BEGIN Stored data
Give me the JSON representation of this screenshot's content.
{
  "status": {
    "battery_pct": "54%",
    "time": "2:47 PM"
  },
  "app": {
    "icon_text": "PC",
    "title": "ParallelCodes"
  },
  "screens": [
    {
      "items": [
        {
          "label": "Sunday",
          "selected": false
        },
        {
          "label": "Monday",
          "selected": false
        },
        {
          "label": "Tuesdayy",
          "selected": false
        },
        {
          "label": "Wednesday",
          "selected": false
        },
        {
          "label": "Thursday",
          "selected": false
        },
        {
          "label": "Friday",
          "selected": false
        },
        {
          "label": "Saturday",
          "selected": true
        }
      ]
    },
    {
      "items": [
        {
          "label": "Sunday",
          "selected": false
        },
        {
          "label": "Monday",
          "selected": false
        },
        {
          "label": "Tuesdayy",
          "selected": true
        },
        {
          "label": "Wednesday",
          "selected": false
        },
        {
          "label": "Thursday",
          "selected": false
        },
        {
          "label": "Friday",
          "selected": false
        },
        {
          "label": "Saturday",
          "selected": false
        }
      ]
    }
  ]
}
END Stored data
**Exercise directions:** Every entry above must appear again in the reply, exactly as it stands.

**Task result:**
Give me the JSON representation of this screenshot's content.
{
  "status": {
    "battery_pct": "54%",
    "time": "2:47 PM"
  },
  "app": {
    "icon_text": "PC",
    "title": "ParallelCodes"
  },
  "screens": [
    {
      "items": [
        {
          "label": "Sunday",
          "selected": false
        },
        {
          "label": "Monday",
          "selected": false
        },
        {
          "label": "Tuesdayy",
          "selected": false
        },
        {
          "label": "Wednesday",
          "selected": false
        },
        {
          "label": "Thursday",
          "selected": false
        },
        {
          "label": "Friday",
          "selected": false
        },
        {
          "label": "Saturday",
          "selected": true
        }
      ]
    },
    {
      "items": [
        {
          "label": "Sunday",
          "selected": false
        },
        {
          "label": "Monday",
          "selected": false
        },
        {
          "label": "Tuesdayy",
          "selected": true
        },
        {
          "label": "Wednesday",
          "selected": false
        },
        {
          "label": "Thursday",
          "selected": false
        },
        {
          "label": "Friday",
          "selected": false
        },
        {
          "label": "Saturday",
          "selected": false
        }
      ]
    }
  ]
}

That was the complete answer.